EXERCISE INPUTS.
####################

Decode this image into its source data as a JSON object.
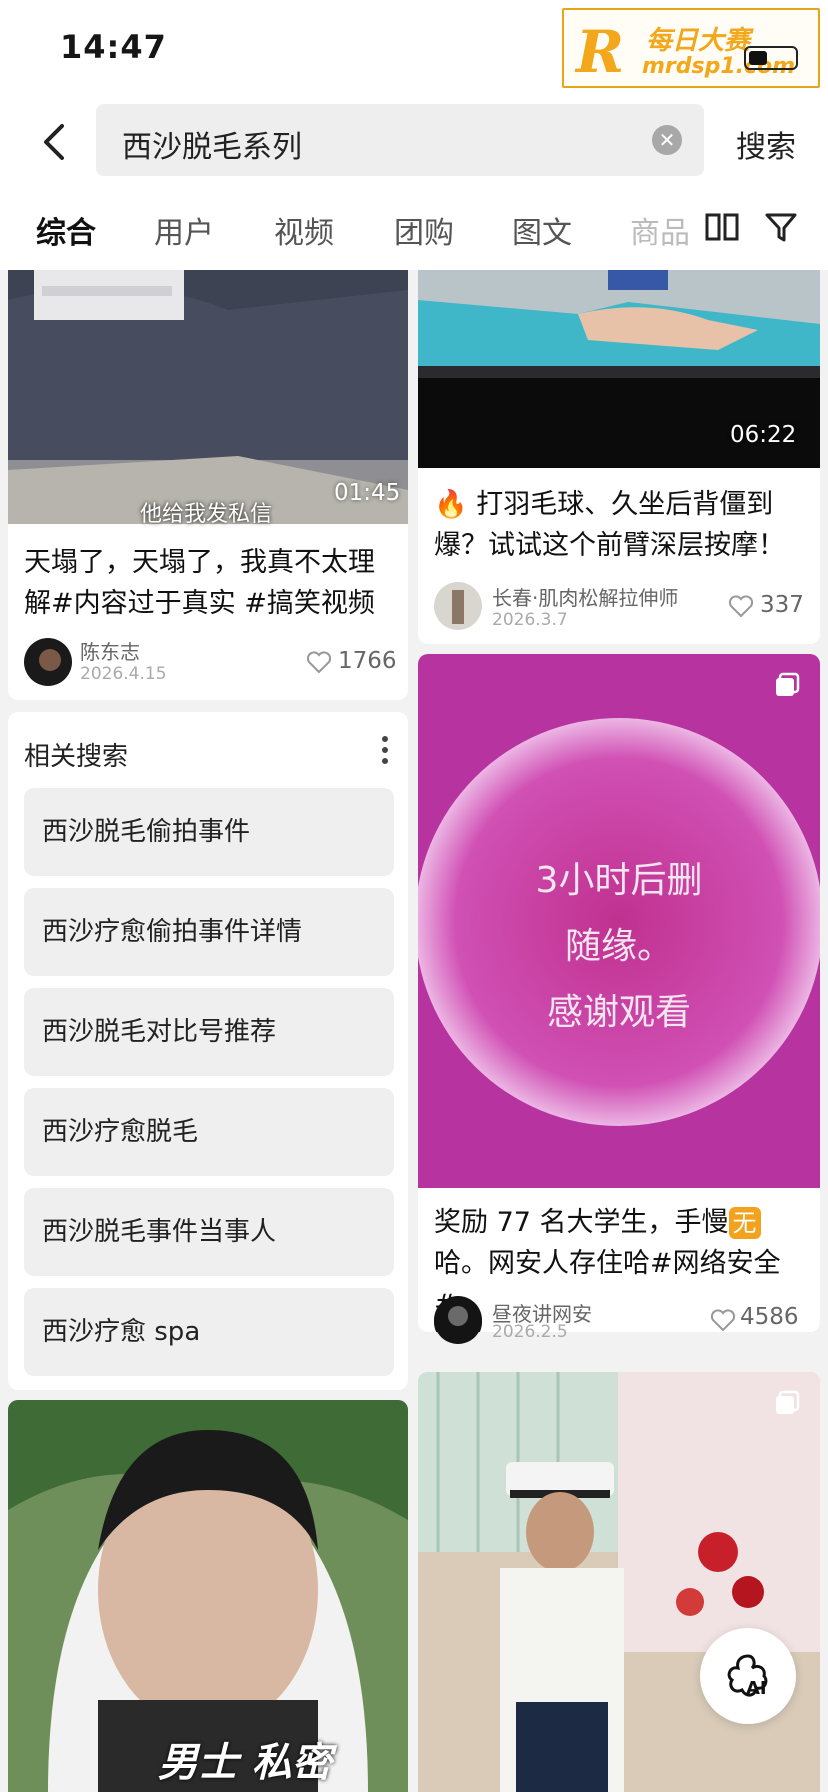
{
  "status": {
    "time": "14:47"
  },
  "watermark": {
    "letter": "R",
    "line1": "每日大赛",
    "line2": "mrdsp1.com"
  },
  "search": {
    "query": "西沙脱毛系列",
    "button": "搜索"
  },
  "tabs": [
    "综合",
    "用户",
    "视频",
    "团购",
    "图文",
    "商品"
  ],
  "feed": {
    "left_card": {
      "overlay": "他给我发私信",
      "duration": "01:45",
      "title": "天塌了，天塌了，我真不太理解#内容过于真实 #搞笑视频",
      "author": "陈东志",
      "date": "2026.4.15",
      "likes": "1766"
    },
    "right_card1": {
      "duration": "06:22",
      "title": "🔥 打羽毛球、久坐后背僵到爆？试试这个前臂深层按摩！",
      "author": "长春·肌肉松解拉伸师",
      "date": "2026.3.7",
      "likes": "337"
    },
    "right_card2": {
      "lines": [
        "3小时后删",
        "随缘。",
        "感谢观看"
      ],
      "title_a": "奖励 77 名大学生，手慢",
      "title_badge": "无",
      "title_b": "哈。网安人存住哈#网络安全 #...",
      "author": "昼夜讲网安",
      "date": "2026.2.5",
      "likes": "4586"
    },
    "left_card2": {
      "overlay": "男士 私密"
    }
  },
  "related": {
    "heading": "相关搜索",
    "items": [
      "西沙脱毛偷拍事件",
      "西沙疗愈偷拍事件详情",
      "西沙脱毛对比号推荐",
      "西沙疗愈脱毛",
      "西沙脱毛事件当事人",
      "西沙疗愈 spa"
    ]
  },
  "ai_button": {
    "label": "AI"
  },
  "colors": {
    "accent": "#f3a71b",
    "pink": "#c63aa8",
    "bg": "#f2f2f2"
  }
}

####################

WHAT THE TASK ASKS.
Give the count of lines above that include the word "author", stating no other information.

SOLVED EXERCISE.
3